The Stella system, billed as a classic nor’easter because of its atmospheric ingredients and path, is the result of the merging of two low pressure (warmer) systems sweeping in from the Pacific Northwest jet stream and from the Gulf Coast, joining with the cold air coming down from the arctic.
The resulting system travels up the East Coast Tuesday, dumping 8 to 20 inches of snow, or more, with winds topping 40 and 50 mph earning the storm blizzard status.
The potentially historical snowfall follows February’s record high temperatures (Boston hit 72 and Philadelphia hit 74 degrees on Feb. 24). Frigid temperatures across the Northeast forced shorts back into hibernation.
“Extreme weather is the new normal,” New York Gov. Andrew Cuomo said Monday while making emergency announcements ahead of the storm.

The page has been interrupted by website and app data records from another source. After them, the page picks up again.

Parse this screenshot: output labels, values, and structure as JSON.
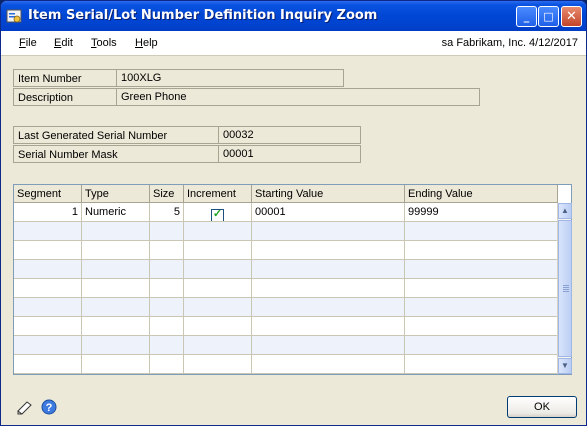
{
  "window": {
    "title": "Item Serial/Lot Number Definition Inquiry Zoom",
    "min_glyph": "_",
    "max_glyph": "□",
    "close_glyph": "✕"
  },
  "menu": {
    "items": [
      {
        "accel": "F",
        "rest": "ile"
      },
      {
        "accel": "E",
        "rest": "dit"
      },
      {
        "accel": "T",
        "rest": "ools"
      },
      {
        "accel": "H",
        "rest": "elp"
      }
    ],
    "user_info": "sa  Fabrikam, Inc.  4/12/2017"
  },
  "item": {
    "number_label": "Item Number",
    "number_value": "100XLG",
    "description_label": "Description",
    "description_value": "Green Phone"
  },
  "serial": {
    "last_generated_label": "Last Generated Serial Number",
    "last_generated_value": "00032",
    "mask_label": "Serial Number Mask",
    "mask_value": "00001"
  },
  "grid": {
    "columns": [
      "Segment",
      "Type",
      "Size",
      "Increment",
      "Starting Value",
      "Ending Value"
    ],
    "rows": [
      {
        "segment": "1",
        "type": "Numeric",
        "size": "5",
        "increment": true,
        "starting": "00001",
        "ending": "99999"
      }
    ]
  },
  "buttons": {
    "ok": "OK"
  },
  "colors": {
    "titlebar": "#0046d5",
    "window_bg": "#ece9d8",
    "grid_alt_row": "#eef3fb",
    "check": "#21a121"
  },
  "icons": [
    "app-icon",
    "note-icon",
    "help-icon",
    "scroll-up-icon",
    "scroll-down-icon",
    "checkmark-icon"
  ]
}
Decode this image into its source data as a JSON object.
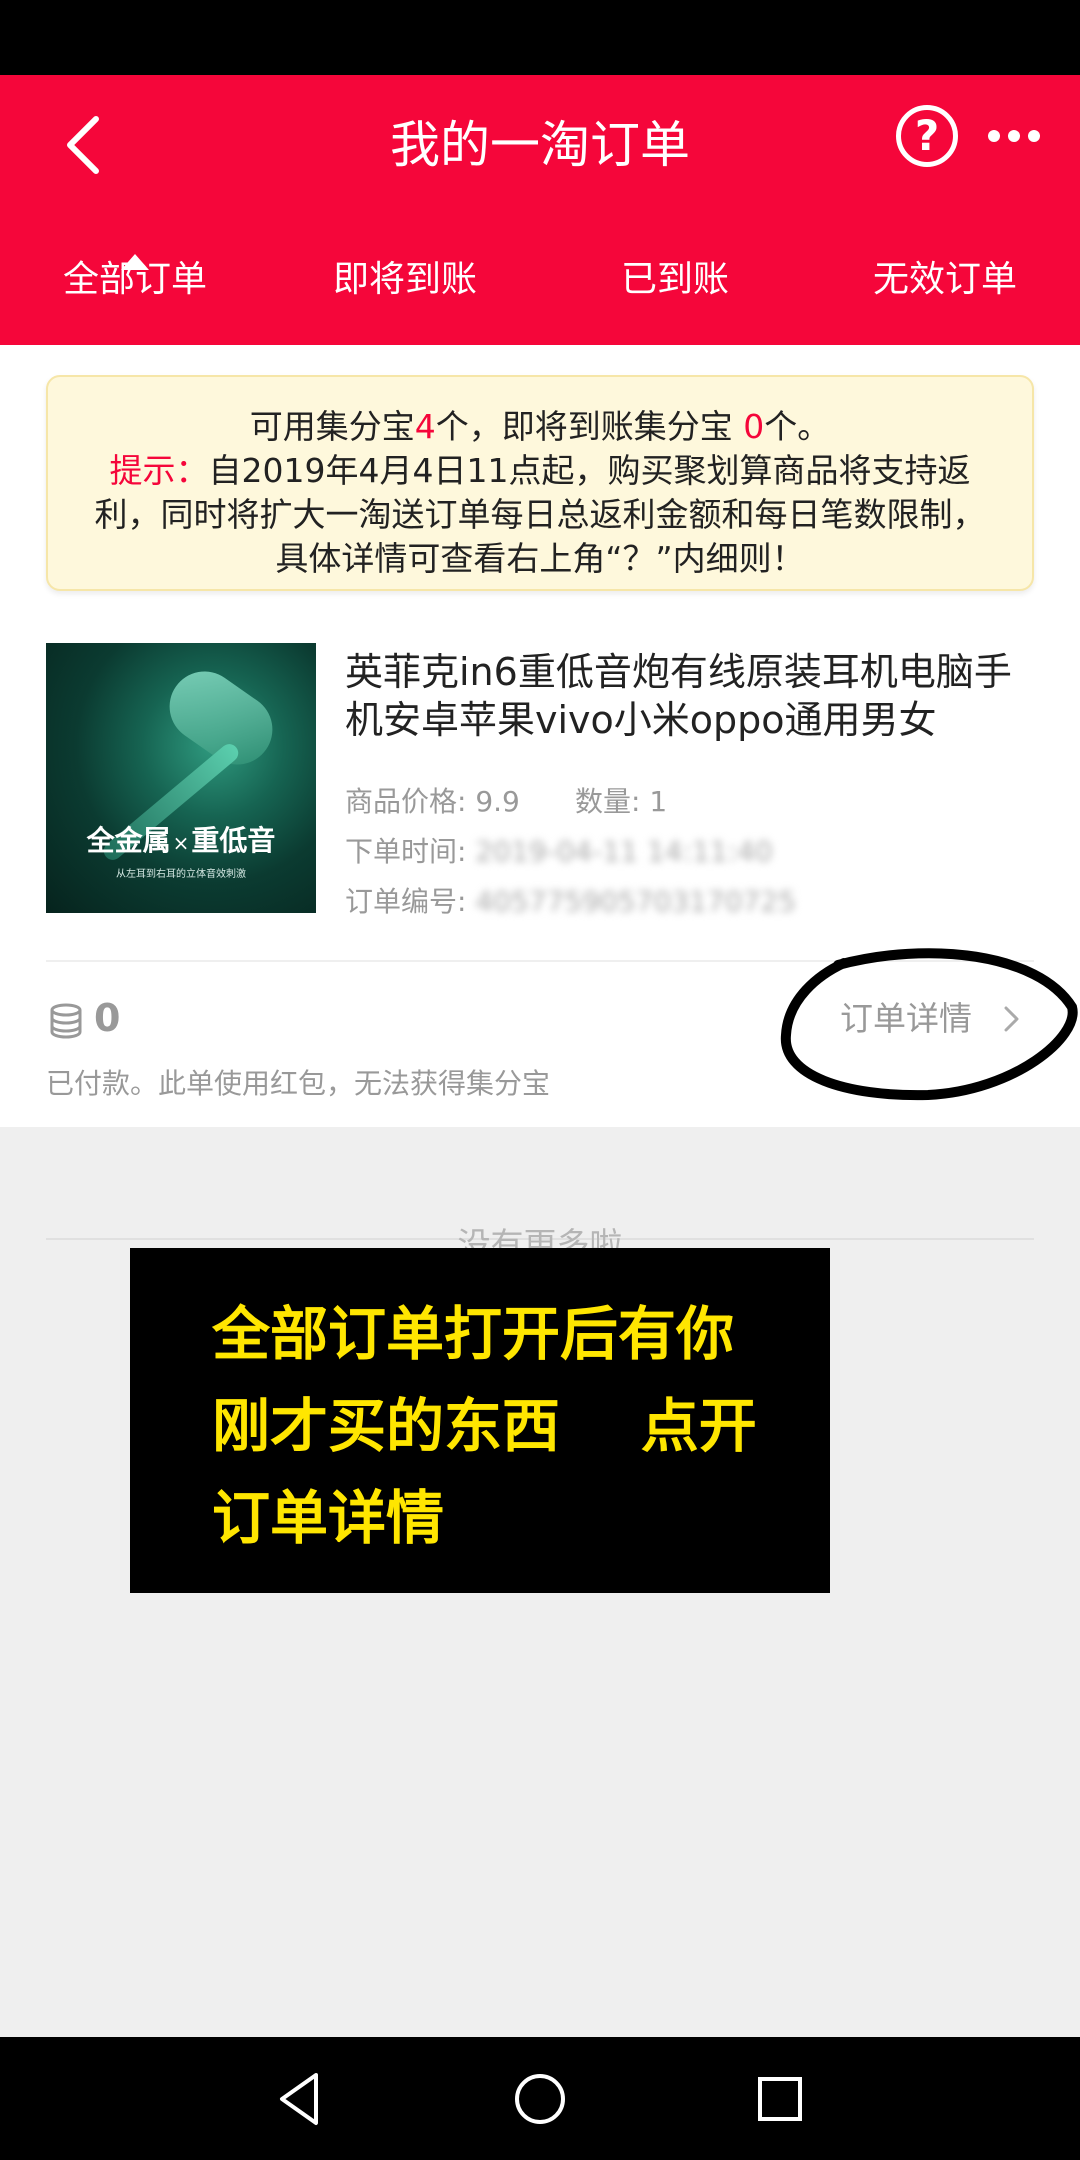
{
  "header": {
    "title": "我的一淘订单",
    "back_icon": "chevron-left-icon",
    "help_label": "?",
    "more_icon": "more-dots-icon"
  },
  "tabs": [
    {
      "label": "全部订单",
      "active": true
    },
    {
      "label": "即将到账",
      "active": false
    },
    {
      "label": "已到账",
      "active": false
    },
    {
      "label": "无效订单",
      "active": false
    }
  ],
  "notice": {
    "line1_pre": "可用集分宝",
    "available_count": "4",
    "line1_mid": "个，即将到账集分宝 ",
    "pending_count": "0",
    "line1_post": "个。",
    "tip_label": "提示：",
    "tip_text": "自2019年4月4日11点起，购买聚划算商品将支持返利，同时将扩大一淘送订单每日总返利金额和每日笔数限制，具体详情可查看右上角“？”内细则！"
  },
  "order": {
    "product_title": "英菲克in6重低音炮有线原装耳机电脑手机安卓苹果vivo小米oppo通用男女",
    "image_main_a": "全金属",
    "image_main_x": "×",
    "image_main_b": "重低音",
    "image_sub": "从左耳到右耳的立体音效刺激",
    "price_label": "商品价格: ",
    "price": "9.9",
    "quantity_label": "数量: ",
    "quantity": "1",
    "time_label": "下单时间: ",
    "time_value": "2019-04-11 14:11:40",
    "order_no_label": "订单编号: ",
    "order_no_value": "405775905703170725",
    "coin_icon": "coin-stack-icon",
    "coin_value": "0",
    "payment_note": "已付款。此单使用红包，无法获得集分宝",
    "detail_label": "订单详情",
    "detail_icon": "chevron-right-icon"
  },
  "list_end": "没有更多啦",
  "overlay": {
    "line1": "全部订单打开后有你",
    "line2": "刚才买的东西    点开",
    "line3": "订单详情"
  },
  "nav": {
    "back_icon": "nav-back-icon",
    "home_icon": "nav-home-icon",
    "recent_icon": "nav-recent-icon"
  },
  "colors": {
    "brand_red": "#f5063a",
    "notice_bg": "#fef8dc",
    "overlay_text": "#ffe600"
  }
}
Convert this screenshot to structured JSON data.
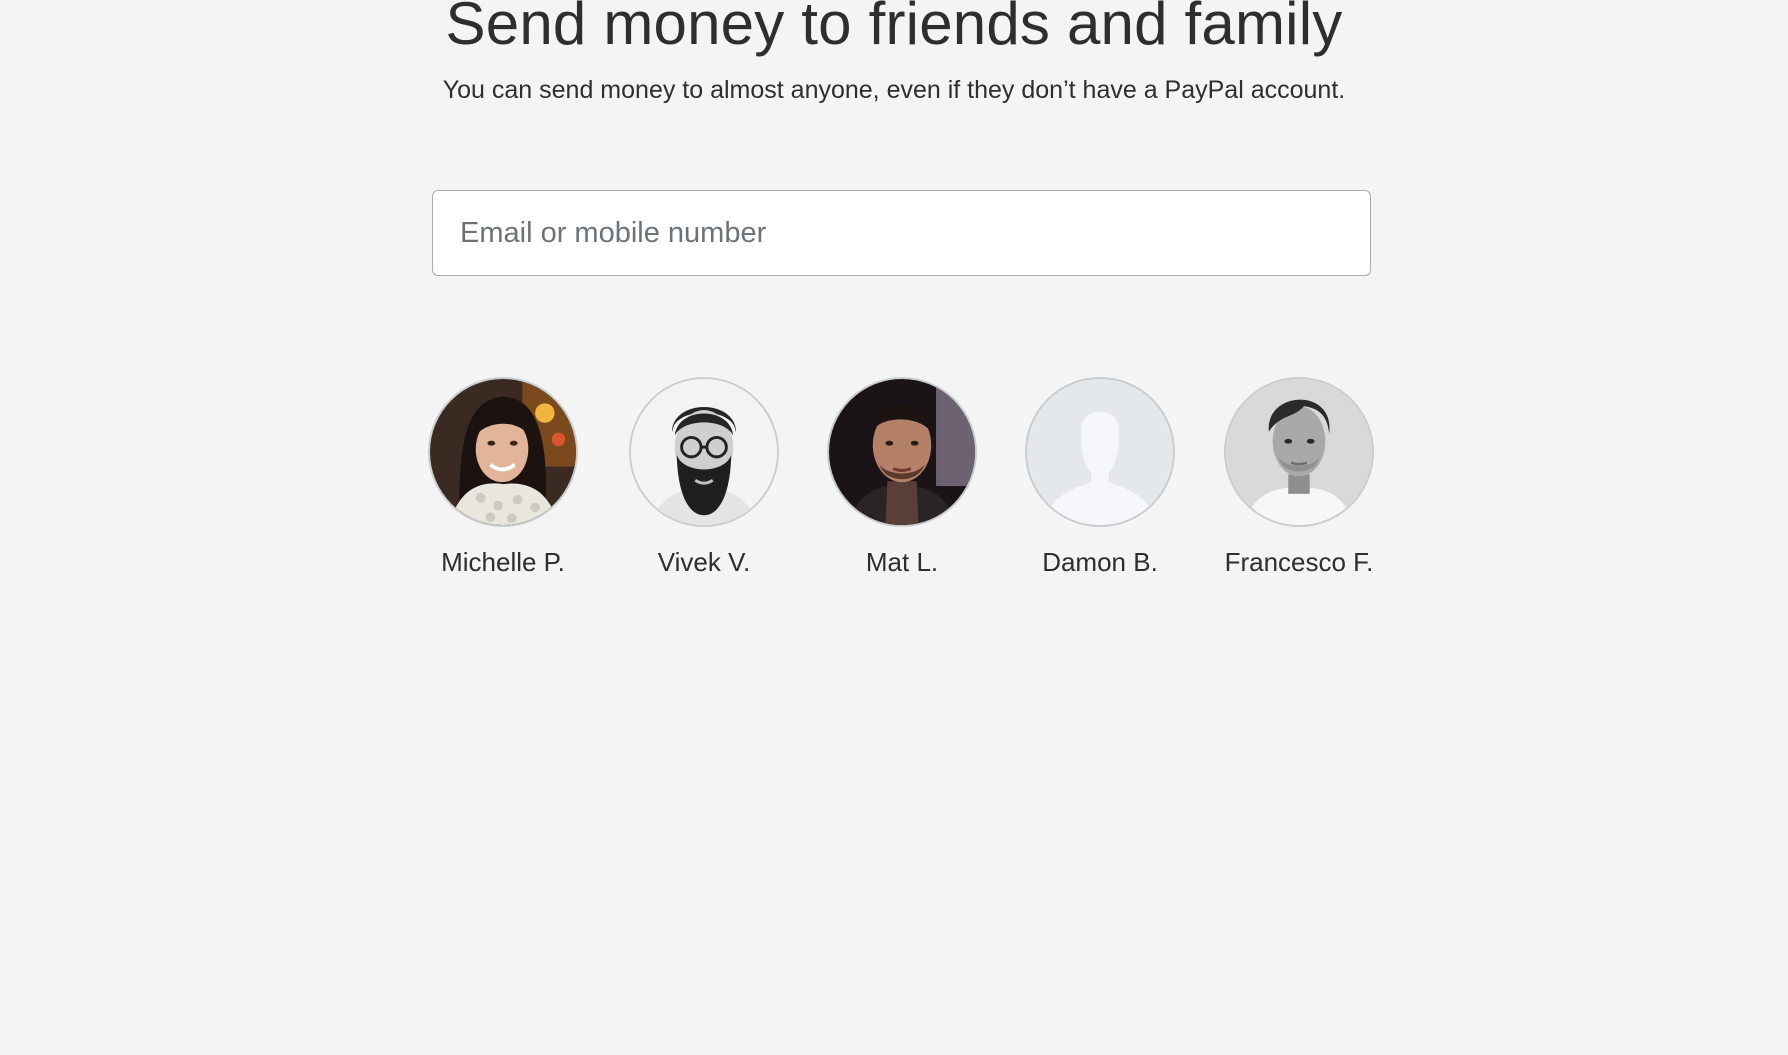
{
  "header": {
    "title": "Send money to friends and family",
    "subtitle": "You can send money to almost anyone, even if they don’t have a PayPal account."
  },
  "recipient": {
    "placeholder": "Email or mobile number",
    "value": ""
  },
  "contacts": [
    {
      "name": "Michelle P.",
      "avatar": "photo-woman-smiling-scarf"
    },
    {
      "name": "Vivek V.",
      "avatar": "photo-man-glasses-beard-grayscale"
    },
    {
      "name": "Mat L.",
      "avatar": "photo-man-dark-background"
    },
    {
      "name": "Damon B.",
      "avatar": "default-person-silhouette"
    },
    {
      "name": "Francesco F.",
      "avatar": "photo-man-grayscale"
    }
  ],
  "colors": {
    "background": "#f4f4f4",
    "text": "#2c2e2f",
    "placeholder": "#6c7378",
    "field_border": "#a9aeb1",
    "avatar_border": "#c9cdd0",
    "silhouette_bg": "#e4e8eb",
    "silhouette_fg": "#f5f7fa"
  }
}
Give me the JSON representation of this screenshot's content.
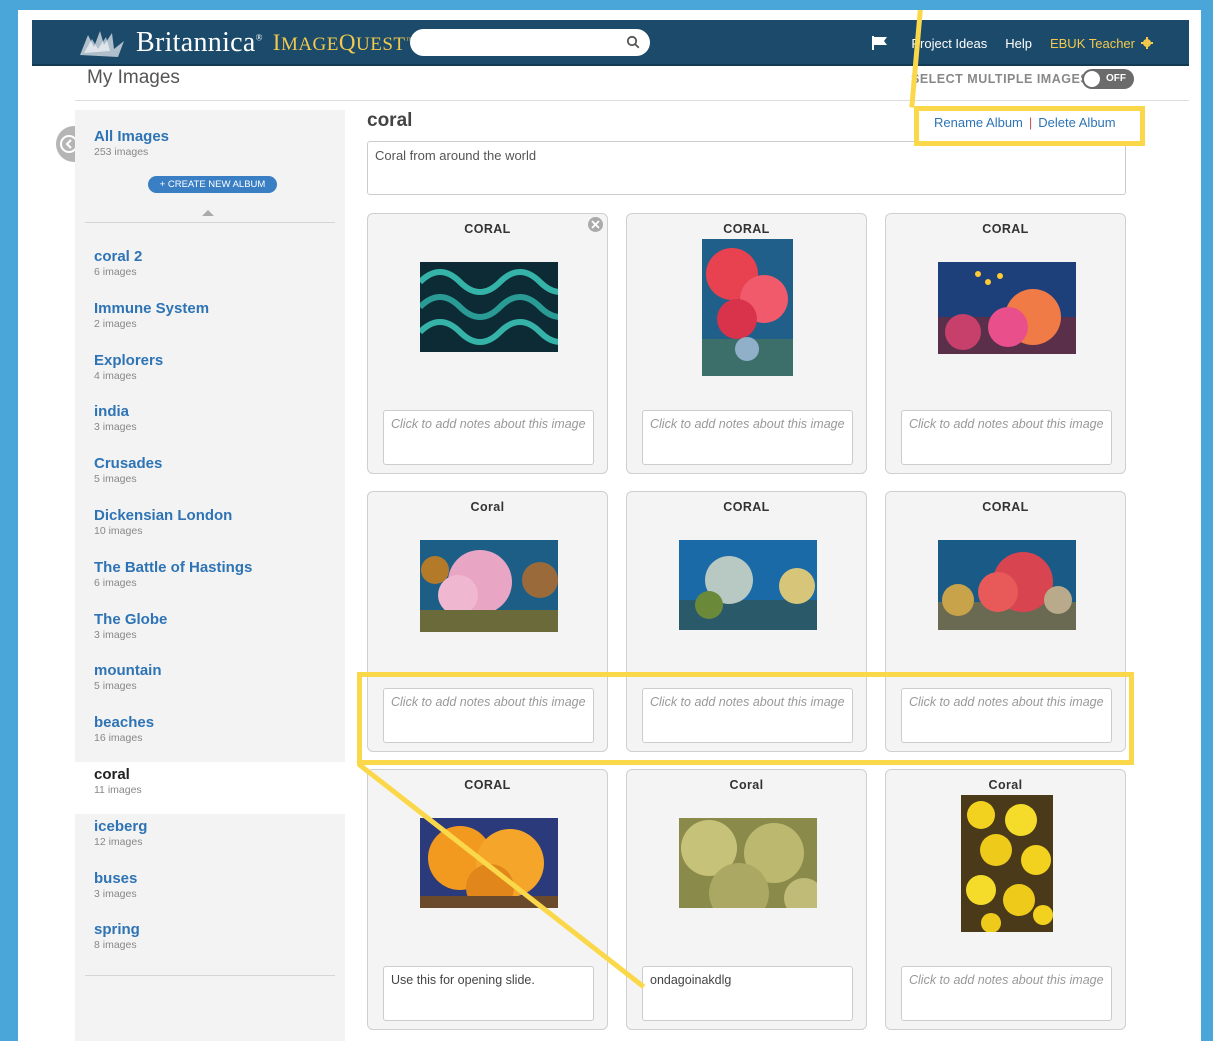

While March snow is not unheard of, aspects of this storm are suggestive of erratic weather patterns that have arisen in recent years, said NASA climate scientist and Columbia University researcher Justin Mankin.
“One of our expectations of global warming is an average decrease in snow, but also an increase in snowfall extremes,” he said.
“There is a robust expectation of increased extreme weather events. Increasingly the climate science community has been able to attribute the risk of occurrence of those weather extremes to global warming.”
Directly correlating this storm with global warming requires rigorous research, which has not been done, Mankin said. We can get crazy weather just by virtue of the earth’s complexity in absence of greenhouse gas factors.
But what scientists can do with confidence now is associate risk of occurences for weather extremes with global warming, much like medical research can associate lifestyle with heart risk factors.
There are some “ingredients that suggest superficially that the warming that has occurred from people and fossil fuels could potentially have played a role,” he said.
Those ingredients include a theory associating 2017’s record low arctic sea ice — meaning more melt than ever seen before — for the arctic air traveling farther south than usual because of ice dispersion.
Another theoretical ingredient would be the statistically proven increase in water surface temperatures in the Texas gulf and hotter air coming from the Pacific Northwest, he said.
Since Jan. 1, there have been 9,000 record high temperatures set in the US, compared to only 1,300 record lows, CNN reported.